It’s an interesting concept, an interesting title, that we are water. For water is many things, and often conflicting ones at that: powerful but often uncontainable; clear but sometimes murky; resilient as a liquid but able to shatter as a solid.I’m intrigued by the analogy, but not surprised.
Wally Lamb does a magnificent job of portraying characters who embody every quality I can think of as pertaining to water. I began his novel with fervor, enjoying it more than She’s Come Undone and I Know This Much Is True. But, halfway through I bogged down, holding a great resentment toward Annie Oh: the wife, mother and soon to be bride again.
She was everything I disdain: selfish, abusive, secretive, lost.
I almost abandoned the book, and yet, I’m glad I reached the conclusion where if the reasons as to her behavior aren’t necessarily justified, they are explained. And who am I to judge what her circumstances have made her become? We are each ultimately responsible for the person we evolve into, and some are apparently unable to overcome the wounds of their youth.
I liked the way Lamb explored the dynamics of family, the way he took time to give us each character’s point of view, and the dialogue which was spot on. It is a beautifully written book which looks at the sorrows we often endure and how we cope with them.
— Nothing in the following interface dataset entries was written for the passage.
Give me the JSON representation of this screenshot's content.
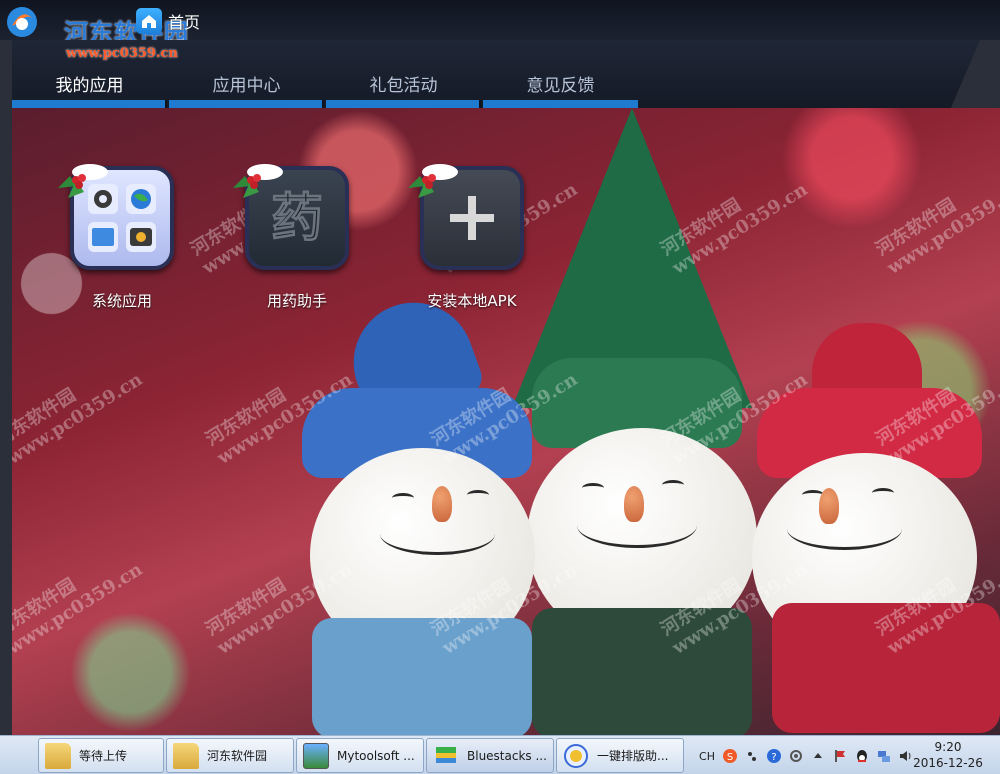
{
  "header": {
    "site_name": "河东软件园",
    "site_url": "www.pc0359.cn",
    "home_tab_label": "首页"
  },
  "nav": {
    "tabs": [
      {
        "label": "我的应用",
        "active": true
      },
      {
        "label": "应用中心",
        "active": false
      },
      {
        "label": "礼包活动",
        "active": false
      },
      {
        "label": "意见反馈",
        "active": false
      }
    ]
  },
  "apps": [
    {
      "label": "系统应用",
      "icon": "system-apps-icon"
    },
    {
      "label": "用药助手",
      "icon": "medicine-helper-icon",
      "glyph": "药"
    },
    {
      "label": "安装本地APK",
      "icon": "plus-icon"
    }
  ],
  "watermark": {
    "line1": "河东软件园",
    "line2": "www.pc0359.cn"
  },
  "taskbar": {
    "buttons": [
      {
        "label": "等待上传",
        "icon": "folder-icon"
      },
      {
        "label": "河东软件园",
        "icon": "folder-icon"
      },
      {
        "label": "Mytoolsoft ...",
        "icon": "image-app-icon"
      },
      {
        "label": "Bluestacks ...",
        "icon": "bluestacks-icon"
      },
      {
        "label": "一键排版助...",
        "icon": "typeset-icon"
      }
    ],
    "tray": {
      "ime": "CH",
      "time": "9:20",
      "date": "2016-12-26"
    }
  },
  "colors": {
    "accent": "#1f7bd0",
    "nav_bg": "#1a2030",
    "watermark_red": "#ff5a2a",
    "site_blue": "#2a7ad8"
  }
}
Thanks to TLC Book Tours for the opportunity to review this novel.